The test is supposed to detect any abnormal pap smear in your cervix.
But the Pap test is an unreliable tool, especially for women with no history of cervical cancer.
For example, there’s no way to tell whether the Pap was created by a human, an animal or a virus.
“It’s the only tool we have that’s 100 per cent reliable,” said Dr. Peter Dias, an infectious disease expert at Mount Sinai Hospital in Toronto.
“You know, it’s a really important tool to have.
And if you have any kind of history of cancer, it should be used very carefully.”
For women who have no history, the Pap can help determine whether their test results are due to cervical cancer, a common cause of cervical infections.
For women with a history of the disease, the test is particularly useful because it can detect a small amount of virus that can be used as a test to see if the disease is in remission.
For some, the result is more important than the symptoms.
For many women, finding out their Pap test result is due to a pap smear can be devastating, especially when the symptoms worsen.
It can take days, weeks, even months for a result to be confirmed.
Some women have to travel hundreds of kilometres to get their results.
And for women who test negative, the symptoms can linger for months or years.
Dr. Dias said that if a woman does have a test result that looks positive, she should be tested for cervical cancer again.
If she has been diagnosed with the disease but no test results, her Pap test should be sent back to the lab for confirmation.
The test can be difficult to interpret in a woman who doesn’t have symptoms and who is not an immunocompromised person.
For that reason, some women opt to get a pap test from a third-party lab.
However, the results are often inaccurate and can lead to false positives, which can lead a woman to get another Pap test to try.
There are two types of Pap tests: the human papillomavirus test and the human immunodeficiency virus test.
The human papilomaviruses test can detect small amounts of virus, called human papills.
For the human Pap test, the virus is injected into a woman’s cervix and sent to a lab to be measured.
For a human pap test, a woman will receive an injection of a polymer-based polymer, called a conjugate polymer, which contains the virus.
The sample is then sent to the Pap laboratory in Ottawa for analysis.
The Human Papillomovirus test can only detect virus from human papillas that are in the cervix, or in the lining of the cervicovix.
The Pap test does not distinguish between viruses that are present in the vagina and those that are outside the cervical mucosa.
The virus is detected by measuring the amount of antibodies against it, which is measured in millilitres of blood.

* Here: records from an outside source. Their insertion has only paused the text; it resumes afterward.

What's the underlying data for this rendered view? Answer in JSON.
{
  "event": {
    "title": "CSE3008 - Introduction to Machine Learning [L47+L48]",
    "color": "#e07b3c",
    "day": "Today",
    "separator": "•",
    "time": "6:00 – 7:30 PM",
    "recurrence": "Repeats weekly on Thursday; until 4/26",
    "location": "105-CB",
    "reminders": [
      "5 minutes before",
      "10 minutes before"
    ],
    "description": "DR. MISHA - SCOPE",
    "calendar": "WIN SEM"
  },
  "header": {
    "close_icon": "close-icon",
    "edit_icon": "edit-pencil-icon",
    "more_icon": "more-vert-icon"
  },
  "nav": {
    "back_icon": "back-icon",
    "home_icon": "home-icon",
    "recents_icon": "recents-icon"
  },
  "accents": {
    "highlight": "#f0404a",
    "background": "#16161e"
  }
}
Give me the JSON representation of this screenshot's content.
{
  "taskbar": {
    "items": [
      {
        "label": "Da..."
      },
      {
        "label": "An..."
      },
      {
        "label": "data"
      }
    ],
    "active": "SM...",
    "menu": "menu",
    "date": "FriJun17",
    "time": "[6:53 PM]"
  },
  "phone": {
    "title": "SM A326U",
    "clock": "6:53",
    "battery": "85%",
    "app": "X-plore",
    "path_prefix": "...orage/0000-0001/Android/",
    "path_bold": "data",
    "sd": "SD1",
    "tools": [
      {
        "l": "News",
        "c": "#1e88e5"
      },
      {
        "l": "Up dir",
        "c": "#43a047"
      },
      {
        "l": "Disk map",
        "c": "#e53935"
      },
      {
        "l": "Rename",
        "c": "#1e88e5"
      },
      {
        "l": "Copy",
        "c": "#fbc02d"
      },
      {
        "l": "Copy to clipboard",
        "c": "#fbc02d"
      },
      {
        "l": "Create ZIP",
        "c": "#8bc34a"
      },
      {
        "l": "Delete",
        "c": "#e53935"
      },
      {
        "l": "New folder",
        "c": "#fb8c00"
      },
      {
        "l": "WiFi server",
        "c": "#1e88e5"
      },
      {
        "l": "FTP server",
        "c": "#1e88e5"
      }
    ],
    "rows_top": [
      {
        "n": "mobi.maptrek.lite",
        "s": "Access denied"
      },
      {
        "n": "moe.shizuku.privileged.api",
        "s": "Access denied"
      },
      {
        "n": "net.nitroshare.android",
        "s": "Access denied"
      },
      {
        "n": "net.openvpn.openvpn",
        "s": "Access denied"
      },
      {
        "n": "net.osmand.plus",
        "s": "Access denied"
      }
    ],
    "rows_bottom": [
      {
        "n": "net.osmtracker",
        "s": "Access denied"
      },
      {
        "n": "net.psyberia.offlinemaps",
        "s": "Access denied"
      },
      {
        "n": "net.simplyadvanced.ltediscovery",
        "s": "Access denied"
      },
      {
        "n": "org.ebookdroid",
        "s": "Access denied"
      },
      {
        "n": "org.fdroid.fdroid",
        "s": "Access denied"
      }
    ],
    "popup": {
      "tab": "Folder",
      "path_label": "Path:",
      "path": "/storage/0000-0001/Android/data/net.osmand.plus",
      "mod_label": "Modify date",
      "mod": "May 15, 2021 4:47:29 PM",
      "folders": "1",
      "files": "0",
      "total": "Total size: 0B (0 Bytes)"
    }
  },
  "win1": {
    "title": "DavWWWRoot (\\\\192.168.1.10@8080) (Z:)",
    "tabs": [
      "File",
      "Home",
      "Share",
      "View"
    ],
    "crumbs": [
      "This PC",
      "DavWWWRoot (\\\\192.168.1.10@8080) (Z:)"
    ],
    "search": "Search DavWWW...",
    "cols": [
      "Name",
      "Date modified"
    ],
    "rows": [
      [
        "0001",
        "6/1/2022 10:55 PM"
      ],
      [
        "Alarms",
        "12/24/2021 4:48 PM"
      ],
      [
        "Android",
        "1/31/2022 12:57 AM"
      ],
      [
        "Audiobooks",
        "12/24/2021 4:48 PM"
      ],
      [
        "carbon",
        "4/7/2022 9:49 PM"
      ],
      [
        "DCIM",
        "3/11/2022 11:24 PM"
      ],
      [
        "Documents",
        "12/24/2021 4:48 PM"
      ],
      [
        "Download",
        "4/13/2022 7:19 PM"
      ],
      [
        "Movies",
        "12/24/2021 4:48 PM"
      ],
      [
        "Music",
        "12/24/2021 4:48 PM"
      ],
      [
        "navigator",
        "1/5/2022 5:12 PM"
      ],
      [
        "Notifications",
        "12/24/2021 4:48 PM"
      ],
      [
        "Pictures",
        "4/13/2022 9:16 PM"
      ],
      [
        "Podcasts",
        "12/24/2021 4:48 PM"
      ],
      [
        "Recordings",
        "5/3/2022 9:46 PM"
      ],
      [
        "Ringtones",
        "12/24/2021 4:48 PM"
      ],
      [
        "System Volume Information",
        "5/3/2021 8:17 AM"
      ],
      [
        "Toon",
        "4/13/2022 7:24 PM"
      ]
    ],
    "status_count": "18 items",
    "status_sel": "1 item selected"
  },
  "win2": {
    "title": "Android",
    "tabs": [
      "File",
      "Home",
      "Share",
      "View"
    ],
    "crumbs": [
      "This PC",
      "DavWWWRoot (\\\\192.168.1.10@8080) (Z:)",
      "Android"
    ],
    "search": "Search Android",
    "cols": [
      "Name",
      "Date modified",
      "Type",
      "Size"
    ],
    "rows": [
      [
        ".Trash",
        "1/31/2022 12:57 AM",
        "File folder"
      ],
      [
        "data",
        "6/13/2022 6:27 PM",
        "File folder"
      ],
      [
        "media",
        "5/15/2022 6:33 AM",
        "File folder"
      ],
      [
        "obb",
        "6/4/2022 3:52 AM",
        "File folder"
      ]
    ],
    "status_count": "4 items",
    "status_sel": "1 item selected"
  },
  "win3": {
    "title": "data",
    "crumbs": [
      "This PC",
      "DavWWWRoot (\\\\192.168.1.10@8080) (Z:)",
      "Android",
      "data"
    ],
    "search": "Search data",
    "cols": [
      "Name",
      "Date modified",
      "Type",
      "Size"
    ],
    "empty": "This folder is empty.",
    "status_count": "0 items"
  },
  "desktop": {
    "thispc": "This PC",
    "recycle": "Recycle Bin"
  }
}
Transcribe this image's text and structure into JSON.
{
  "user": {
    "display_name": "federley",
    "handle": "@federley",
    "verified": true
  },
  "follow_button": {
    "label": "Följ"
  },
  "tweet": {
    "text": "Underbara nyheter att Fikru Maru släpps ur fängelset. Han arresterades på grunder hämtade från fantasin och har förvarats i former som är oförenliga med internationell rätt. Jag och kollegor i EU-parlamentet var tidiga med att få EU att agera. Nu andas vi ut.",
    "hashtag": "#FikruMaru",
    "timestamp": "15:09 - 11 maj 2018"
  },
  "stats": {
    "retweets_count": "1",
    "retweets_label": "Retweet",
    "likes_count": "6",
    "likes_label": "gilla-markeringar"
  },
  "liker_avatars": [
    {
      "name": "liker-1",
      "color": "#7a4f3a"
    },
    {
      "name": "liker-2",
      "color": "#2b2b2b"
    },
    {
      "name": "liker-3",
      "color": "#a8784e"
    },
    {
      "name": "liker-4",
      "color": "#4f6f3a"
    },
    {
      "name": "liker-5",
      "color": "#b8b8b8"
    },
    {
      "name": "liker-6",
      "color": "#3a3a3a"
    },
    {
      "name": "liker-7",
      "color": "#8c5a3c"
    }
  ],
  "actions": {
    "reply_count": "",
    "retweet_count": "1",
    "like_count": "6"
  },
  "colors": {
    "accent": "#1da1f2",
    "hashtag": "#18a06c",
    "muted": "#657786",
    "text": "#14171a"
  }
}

If a positive result is given for the human cervical cytogenotype test, it can help guide women to seek treatment for cervical symptoms and to avoid further tests.
If the Pap result is positive, it indicates the presence of the human cervix virus in the body, and it can also indicate that the test results indicate the presence or absence of the cervical cancer cells.
The positive results are not conclusive and don’t guarantee that the cervicle is cancer free.
However the results will help women determine if they are in good health, said Dr.-Ing.
Marie-Sophie Proulx, an associate professor in the department of medicine at the University of Ottawa.
In some women, it may be too late to receive an Pap test.
If that happens, a Pap test can help the woman determine if the virus was released from the cervices cervix or not, and determine if she should have another Pap or not.
A negative result will also be helpful in determining whether the cervical infection is a new one, or a repeat of a previous infection.
For both tests, there are risks associated with both types of tests.
For most women, the human test is less reliable and doesn’t detect as much virus.
However for women in certain parts of the world, such as Asia and Africa, where the Pap is administered, there is more risk of false positive results.
For these women, there may be a higher risk of having more symptoms.
In addition, some doctors prefer the Pap to the human and the Pap for women without symptoms of cervical disease, but not for women already infected with the human virus.
It’s not uncommon for women to have symptoms of other diseases or medical conditions, such a heart condition, diabetes or depression, before they test positive for the HPV virus.
Some doctors even suggest that women who don’t have any symptoms of the HPV may be more susceptible to getting HPV.
For more information about the Pap, read about the testing and treatment of cervical